# PROBLEM
Read through the lines below for the string "master" and copy each one that has it.

# LISTED RECORDS
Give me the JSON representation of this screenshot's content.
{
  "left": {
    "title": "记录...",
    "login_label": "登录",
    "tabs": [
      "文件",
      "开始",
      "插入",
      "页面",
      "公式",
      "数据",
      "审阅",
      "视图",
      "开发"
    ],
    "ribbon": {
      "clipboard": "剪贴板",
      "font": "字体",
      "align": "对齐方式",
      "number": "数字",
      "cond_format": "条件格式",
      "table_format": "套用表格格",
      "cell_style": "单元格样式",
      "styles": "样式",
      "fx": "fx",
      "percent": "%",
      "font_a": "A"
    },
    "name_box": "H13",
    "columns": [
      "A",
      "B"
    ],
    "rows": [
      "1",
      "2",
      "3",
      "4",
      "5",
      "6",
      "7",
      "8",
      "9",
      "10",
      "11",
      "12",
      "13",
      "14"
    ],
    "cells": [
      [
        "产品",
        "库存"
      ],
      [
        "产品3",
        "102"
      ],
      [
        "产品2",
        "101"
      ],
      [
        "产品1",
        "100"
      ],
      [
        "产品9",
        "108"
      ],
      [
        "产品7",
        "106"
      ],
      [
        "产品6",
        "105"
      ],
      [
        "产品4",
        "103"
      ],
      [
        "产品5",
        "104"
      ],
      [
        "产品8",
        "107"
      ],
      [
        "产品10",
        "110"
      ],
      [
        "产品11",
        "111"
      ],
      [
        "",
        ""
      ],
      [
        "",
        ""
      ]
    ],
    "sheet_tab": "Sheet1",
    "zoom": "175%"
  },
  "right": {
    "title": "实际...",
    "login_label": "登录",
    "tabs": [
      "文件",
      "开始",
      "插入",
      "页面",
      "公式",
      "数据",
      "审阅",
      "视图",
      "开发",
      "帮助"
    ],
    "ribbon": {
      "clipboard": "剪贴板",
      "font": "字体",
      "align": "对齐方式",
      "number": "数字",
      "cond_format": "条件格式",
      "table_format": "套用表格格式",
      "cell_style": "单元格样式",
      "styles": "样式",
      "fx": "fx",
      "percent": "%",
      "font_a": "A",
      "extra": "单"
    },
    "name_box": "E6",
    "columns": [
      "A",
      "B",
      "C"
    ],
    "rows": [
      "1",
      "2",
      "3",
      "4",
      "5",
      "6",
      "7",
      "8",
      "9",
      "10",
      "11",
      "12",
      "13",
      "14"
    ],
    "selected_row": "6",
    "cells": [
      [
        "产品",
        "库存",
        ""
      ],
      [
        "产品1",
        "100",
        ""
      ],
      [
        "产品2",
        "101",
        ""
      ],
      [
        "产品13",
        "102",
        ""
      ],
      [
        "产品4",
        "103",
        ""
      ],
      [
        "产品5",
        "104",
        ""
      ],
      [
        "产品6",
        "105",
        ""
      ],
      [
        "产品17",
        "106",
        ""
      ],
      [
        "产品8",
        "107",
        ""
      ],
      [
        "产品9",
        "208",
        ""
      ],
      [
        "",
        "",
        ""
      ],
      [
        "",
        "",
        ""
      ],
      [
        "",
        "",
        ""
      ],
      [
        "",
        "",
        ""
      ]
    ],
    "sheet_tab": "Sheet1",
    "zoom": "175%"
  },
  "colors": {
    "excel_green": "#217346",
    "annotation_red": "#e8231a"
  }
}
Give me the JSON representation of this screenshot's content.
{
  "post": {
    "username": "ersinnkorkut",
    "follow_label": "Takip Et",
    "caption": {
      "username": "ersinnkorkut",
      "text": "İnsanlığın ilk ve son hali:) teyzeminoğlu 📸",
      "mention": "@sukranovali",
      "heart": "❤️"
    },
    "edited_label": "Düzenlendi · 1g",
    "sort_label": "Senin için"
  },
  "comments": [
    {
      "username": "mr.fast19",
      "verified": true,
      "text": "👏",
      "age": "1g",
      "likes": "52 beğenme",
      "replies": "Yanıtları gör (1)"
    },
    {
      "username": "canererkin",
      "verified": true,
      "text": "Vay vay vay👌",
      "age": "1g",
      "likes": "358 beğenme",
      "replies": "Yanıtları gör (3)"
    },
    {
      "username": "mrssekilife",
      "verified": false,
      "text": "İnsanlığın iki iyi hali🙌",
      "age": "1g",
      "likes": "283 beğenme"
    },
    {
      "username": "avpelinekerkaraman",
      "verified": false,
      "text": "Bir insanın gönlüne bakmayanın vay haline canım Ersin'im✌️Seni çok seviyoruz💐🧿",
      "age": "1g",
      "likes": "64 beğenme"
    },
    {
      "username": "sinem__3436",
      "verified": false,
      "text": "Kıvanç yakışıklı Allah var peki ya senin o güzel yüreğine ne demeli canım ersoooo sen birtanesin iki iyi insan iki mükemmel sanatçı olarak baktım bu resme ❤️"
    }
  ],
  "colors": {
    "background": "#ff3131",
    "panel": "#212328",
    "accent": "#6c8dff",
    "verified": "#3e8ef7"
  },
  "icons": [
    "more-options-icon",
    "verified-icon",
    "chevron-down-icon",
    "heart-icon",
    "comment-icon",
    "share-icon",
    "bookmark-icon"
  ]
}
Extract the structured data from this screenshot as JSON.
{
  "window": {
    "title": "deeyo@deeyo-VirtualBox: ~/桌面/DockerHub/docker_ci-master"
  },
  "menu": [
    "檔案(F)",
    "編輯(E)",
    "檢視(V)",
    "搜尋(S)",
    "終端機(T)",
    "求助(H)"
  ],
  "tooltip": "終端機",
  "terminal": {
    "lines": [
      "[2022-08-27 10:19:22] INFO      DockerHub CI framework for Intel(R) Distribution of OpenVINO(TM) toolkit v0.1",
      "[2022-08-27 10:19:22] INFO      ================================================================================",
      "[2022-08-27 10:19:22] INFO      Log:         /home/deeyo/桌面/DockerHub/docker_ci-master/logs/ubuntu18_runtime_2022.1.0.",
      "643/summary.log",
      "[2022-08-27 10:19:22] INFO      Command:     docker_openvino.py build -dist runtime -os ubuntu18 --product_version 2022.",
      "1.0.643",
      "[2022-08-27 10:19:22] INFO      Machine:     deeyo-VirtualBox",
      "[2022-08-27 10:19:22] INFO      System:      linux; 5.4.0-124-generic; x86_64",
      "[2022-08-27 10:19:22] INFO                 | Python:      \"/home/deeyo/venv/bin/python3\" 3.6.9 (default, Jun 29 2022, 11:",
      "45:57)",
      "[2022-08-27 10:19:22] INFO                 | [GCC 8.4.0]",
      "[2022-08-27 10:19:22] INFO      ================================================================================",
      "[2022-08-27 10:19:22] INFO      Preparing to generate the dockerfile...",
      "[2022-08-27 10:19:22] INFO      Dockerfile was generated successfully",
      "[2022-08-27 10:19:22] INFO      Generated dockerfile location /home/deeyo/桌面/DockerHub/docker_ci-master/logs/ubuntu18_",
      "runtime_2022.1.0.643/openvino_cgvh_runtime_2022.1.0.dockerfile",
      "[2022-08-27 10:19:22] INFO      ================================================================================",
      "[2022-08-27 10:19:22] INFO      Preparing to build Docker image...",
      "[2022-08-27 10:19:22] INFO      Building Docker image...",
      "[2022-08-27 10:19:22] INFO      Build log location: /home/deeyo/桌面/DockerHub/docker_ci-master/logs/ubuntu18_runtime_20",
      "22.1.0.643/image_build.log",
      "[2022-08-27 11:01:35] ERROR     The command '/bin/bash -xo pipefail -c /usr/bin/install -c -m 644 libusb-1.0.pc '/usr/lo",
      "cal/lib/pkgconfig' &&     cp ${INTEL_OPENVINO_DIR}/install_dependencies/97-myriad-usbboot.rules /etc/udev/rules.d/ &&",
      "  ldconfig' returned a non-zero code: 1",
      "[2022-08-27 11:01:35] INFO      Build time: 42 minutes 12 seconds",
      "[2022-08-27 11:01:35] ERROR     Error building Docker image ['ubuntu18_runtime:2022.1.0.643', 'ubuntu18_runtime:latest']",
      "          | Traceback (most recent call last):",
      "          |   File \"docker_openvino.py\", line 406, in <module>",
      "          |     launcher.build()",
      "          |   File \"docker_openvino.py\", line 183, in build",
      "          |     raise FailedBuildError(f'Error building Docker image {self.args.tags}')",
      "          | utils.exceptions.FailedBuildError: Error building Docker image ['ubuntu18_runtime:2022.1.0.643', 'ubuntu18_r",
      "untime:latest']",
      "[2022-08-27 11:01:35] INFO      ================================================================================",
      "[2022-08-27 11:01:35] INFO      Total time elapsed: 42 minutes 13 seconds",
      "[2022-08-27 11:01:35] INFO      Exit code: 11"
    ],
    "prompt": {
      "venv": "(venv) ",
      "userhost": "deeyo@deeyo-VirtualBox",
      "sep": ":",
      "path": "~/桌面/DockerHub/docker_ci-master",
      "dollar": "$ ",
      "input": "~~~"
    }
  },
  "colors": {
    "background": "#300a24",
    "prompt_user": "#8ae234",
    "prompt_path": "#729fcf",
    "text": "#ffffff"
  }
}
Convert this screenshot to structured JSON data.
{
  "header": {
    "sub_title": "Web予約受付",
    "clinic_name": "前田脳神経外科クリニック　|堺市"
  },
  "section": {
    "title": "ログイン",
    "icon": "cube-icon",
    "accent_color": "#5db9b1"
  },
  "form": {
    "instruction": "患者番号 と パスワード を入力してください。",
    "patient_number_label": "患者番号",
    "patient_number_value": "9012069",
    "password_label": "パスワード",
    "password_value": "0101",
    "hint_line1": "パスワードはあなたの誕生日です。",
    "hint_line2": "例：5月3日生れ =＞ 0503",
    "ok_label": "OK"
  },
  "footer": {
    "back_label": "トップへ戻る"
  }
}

# RESPONSE BELOW
    "title": "deeyo@deeyo-VirtualBox: ~/桌面/DockerHub/docker_ci-master"
      "[2022-08-27 10:19:22] INFO      Log:         /home/deeyo/桌面/DockerHub/docker_ci-master/logs/ubuntu18_runtime_2022.1.0.",
      "[2022-08-27 10:19:22] INFO      Generated dockerfile location /home/deeyo/桌面/DockerHub/docker_ci-master/logs/ubuntu18_",
      "[2022-08-27 10:19:22] INFO      Build log location: /home/deeyo/桌面/DockerHub/docker_ci-master/logs/ubuntu18_runtime_20",
      "path": "~/桌面/DockerHub/docker_ci-master",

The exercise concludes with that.